### Material for this task
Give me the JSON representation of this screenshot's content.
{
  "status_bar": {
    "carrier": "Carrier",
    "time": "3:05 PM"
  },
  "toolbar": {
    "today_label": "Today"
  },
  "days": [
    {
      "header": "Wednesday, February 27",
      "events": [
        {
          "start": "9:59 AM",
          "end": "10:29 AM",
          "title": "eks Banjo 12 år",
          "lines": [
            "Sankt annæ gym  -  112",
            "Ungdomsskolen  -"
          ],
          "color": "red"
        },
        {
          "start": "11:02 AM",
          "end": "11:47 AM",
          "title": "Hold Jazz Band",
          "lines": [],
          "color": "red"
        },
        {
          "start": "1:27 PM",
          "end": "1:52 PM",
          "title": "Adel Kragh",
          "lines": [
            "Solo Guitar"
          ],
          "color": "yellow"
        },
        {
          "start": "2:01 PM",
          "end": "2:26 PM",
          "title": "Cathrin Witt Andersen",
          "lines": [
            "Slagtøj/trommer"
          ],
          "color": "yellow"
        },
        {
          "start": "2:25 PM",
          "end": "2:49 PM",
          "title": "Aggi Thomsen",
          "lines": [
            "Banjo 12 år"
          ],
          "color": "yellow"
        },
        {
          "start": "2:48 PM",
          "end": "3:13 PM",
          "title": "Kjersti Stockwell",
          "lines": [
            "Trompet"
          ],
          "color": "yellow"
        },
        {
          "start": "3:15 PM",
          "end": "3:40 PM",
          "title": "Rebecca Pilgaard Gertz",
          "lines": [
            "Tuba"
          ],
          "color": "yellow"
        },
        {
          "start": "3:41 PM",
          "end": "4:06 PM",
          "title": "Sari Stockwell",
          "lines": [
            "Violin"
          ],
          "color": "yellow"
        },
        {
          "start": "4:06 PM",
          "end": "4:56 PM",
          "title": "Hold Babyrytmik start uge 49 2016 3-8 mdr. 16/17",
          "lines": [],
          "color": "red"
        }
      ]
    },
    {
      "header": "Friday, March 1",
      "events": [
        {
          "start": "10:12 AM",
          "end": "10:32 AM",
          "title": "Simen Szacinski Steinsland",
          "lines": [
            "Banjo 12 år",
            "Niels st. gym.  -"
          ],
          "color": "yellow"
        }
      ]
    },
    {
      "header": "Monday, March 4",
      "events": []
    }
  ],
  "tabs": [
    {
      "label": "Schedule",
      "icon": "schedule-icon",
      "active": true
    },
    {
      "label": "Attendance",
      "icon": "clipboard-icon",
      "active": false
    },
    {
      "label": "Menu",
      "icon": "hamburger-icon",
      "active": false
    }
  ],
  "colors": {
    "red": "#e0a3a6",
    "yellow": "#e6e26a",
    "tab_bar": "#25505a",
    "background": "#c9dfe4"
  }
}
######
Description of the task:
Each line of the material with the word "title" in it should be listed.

Answer for this exercise:
          "title": "eks Banjo 12 år",
          "title": "Hold Jazz Band",
          "title": "Adel Kragh",
          "title": "Cathrin Witt Andersen",
          "title": "Aggi Thomsen",
          "title": "Kjersti Stockwell",
          "title": "Rebecca Pilgaard Gertz",
          "title": "Sari Stockwell",
          "title": "Hold Babyrytmik start uge 49 2016 3-8 mdr. 16/17",
          "title": "Simen Szacinski Steinsland",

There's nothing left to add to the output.